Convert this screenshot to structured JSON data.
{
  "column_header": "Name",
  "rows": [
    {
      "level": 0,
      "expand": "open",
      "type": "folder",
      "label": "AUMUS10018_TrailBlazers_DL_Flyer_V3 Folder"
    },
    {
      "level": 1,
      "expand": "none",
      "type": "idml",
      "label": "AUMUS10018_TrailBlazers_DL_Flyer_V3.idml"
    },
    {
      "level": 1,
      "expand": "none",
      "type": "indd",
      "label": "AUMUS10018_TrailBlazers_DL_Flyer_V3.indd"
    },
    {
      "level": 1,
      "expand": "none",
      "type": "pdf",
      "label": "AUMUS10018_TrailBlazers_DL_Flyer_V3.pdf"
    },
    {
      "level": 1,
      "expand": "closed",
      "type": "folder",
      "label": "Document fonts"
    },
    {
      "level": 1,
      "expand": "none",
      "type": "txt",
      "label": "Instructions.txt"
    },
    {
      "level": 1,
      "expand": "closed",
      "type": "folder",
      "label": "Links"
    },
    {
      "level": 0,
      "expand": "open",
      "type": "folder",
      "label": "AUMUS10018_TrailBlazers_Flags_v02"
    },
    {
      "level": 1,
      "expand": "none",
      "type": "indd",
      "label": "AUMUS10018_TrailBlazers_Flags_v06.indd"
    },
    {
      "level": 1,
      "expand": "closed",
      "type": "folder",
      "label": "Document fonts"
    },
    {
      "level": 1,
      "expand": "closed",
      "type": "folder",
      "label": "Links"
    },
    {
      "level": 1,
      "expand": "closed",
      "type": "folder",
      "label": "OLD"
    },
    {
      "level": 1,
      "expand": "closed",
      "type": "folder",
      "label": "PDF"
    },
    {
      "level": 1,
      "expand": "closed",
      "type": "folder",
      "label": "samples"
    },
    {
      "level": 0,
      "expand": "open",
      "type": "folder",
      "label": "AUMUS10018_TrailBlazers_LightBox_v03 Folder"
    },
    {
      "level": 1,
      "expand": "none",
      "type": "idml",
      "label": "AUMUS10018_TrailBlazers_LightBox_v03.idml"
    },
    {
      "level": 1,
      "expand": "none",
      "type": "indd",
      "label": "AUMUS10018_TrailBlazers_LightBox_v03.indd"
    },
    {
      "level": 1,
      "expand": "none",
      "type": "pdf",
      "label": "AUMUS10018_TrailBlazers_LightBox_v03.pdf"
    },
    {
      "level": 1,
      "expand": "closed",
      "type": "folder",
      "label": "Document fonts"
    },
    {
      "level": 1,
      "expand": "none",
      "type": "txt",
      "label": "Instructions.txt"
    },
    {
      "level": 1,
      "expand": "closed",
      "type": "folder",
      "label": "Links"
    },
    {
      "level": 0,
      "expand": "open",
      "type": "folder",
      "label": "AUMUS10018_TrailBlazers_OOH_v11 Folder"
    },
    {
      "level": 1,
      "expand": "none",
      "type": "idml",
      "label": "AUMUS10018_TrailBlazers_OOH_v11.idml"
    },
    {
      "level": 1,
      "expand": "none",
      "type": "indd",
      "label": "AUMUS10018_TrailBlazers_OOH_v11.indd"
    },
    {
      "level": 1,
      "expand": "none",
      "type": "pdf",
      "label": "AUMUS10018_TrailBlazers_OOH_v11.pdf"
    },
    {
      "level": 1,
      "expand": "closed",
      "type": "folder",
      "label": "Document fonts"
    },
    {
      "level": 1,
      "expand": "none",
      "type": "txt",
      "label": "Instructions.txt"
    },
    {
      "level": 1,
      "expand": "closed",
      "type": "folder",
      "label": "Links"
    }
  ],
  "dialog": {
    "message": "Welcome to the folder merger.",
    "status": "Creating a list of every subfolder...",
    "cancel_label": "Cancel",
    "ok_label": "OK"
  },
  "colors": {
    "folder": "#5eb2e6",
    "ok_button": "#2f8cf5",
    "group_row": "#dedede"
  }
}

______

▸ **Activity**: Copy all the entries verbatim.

▸ **Solution for this exercise**:
Convert this screenshot to structured JSON data.
{
  "column_header": "Name",
  "rows": [
    {
      "level": 0,
      "expand": "open",
      "type": "folder",
      "label": "AUMUS10018_TrailBlazers_DL_Flyer_V3 Folder"
    },
    {
      "level": 1,
      "expand": "none",
      "type": "idml",
      "label": "AUMUS10018_TrailBlazers_DL_Flyer_V3.idml"
    },
    {
      "level": 1,
      "expand": "none",
      "type": "indd",
      "label": "AUMUS10018_TrailBlazers_DL_Flyer_V3.indd"
    },
    {
      "level": 1,
      "expand": "none",
      "type": "pdf",
      "label": "AUMUS10018_TrailBlazers_DL_Flyer_V3.pdf"
    },
    {
      "level": 1,
      "expand": "closed",
      "type": "folder",
      "label": "Document fonts"
    },
    {
      "level": 1,
      "expand": "none",
      "type": "txt",
      "label": "Instructions.txt"
    },
    {
      "level": 1,
      "expand": "closed",
      "type": "folder",
      "label": "Links"
    },
    {
      "level": 0,
      "expand": "open",
      "type": "folder",
      "label": "AUMUS10018_TrailBlazers_Flags_v02"
    },
    {
      "level": 1,
      "expand": "none",
      "type": "indd",
      "label": "AUMUS10018_TrailBlazers_Flags_v06.indd"
    },
    {
      "level": 1,
      "expand": "closed",
      "type": "folder",
      "label": "Document fonts"
    },
    {
      "level": 1,
      "expand": "closed",
      "type": "folder",
      "label": "Links"
    },
    {
      "level": 1,
      "expand": "closed",
      "type": "folder",
      "label": "OLD"
    },
    {
      "level": 1,
      "expand": "closed",
      "type": "folder",
      "label": "PDF"
    },
    {
      "level": 1,
      "expand": "closed",
      "type": "folder",
      "label": "samples"
    },
    {
      "level": 0,
      "expand": "open",
      "type": "folder",
      "label": "AUMUS10018_TrailBlazers_LightBox_v03 Folder"
    },
    {
      "level": 1,
      "expand": "none",
      "type": "idml",
      "label": "AUMUS10018_TrailBlazers_LightBox_v03.idml"
    },
    {
      "level": 1,
      "expand": "none",
      "type": "indd",
      "label": "AUMUS10018_TrailBlazers_LightBox_v03.indd"
    },
    {
      "level": 1,
      "expand": "none",
      "type": "pdf",
      "label": "AUMUS10018_TrailBlazers_LightBox_v03.pdf"
    },
    {
      "level": 1,
      "expand": "closed",
      "type": "folder",
      "label": "Document fonts"
    },
    {
      "level": 1,
      "expand": "none",
      "type": "txt",
      "label": "Instructions.txt"
    },
    {
      "level": 1,
      "expand": "closed",
      "type": "folder",
      "label": "Links"
    },
    {
      "level": 0,
      "expand": "open",
      "type": "folder",
      "label": "AUMUS10018_TrailBlazers_OOH_v11 Folder"
    },
    {
      "level": 1,
      "expand": "none",
      "type": "idml",
      "label": "AUMUS10018_TrailBlazers_OOH_v11.idml"
    },
    {
      "level": 1,
      "expand": "none",
      "type": "indd",
      "label": "AUMUS10018_TrailBlazers_OOH_v11.indd"
    },
    {
      "level": 1,
      "expand": "none",
      "type": "pdf",
      "label": "AUMUS10018_TrailBlazers_OOH_v11.pdf"
    },
    {
      "level": 1,
      "expand": "closed",
      "type": "folder",
      "label": "Document fonts"
    },
    {
      "level": 1,
      "expand": "none",
      "type": "txt",
      "label": "Instructions.txt"
    },
    {
      "level": 1,
      "expand": "closed",
      "type": "folder",
      "label": "Links"
    }
  ],
  "dialog": {
    "message": "Welcome to the folder merger.",
    "status": "Creating a list of every subfolder...",
    "cancel_label": "Cancel",
    "ok_label": "OK"
  },
  "colors": {
    "folder": "#5eb2e6",
    "ok_button": "#2f8cf5",
    "group_row": "#dedede"
  }
}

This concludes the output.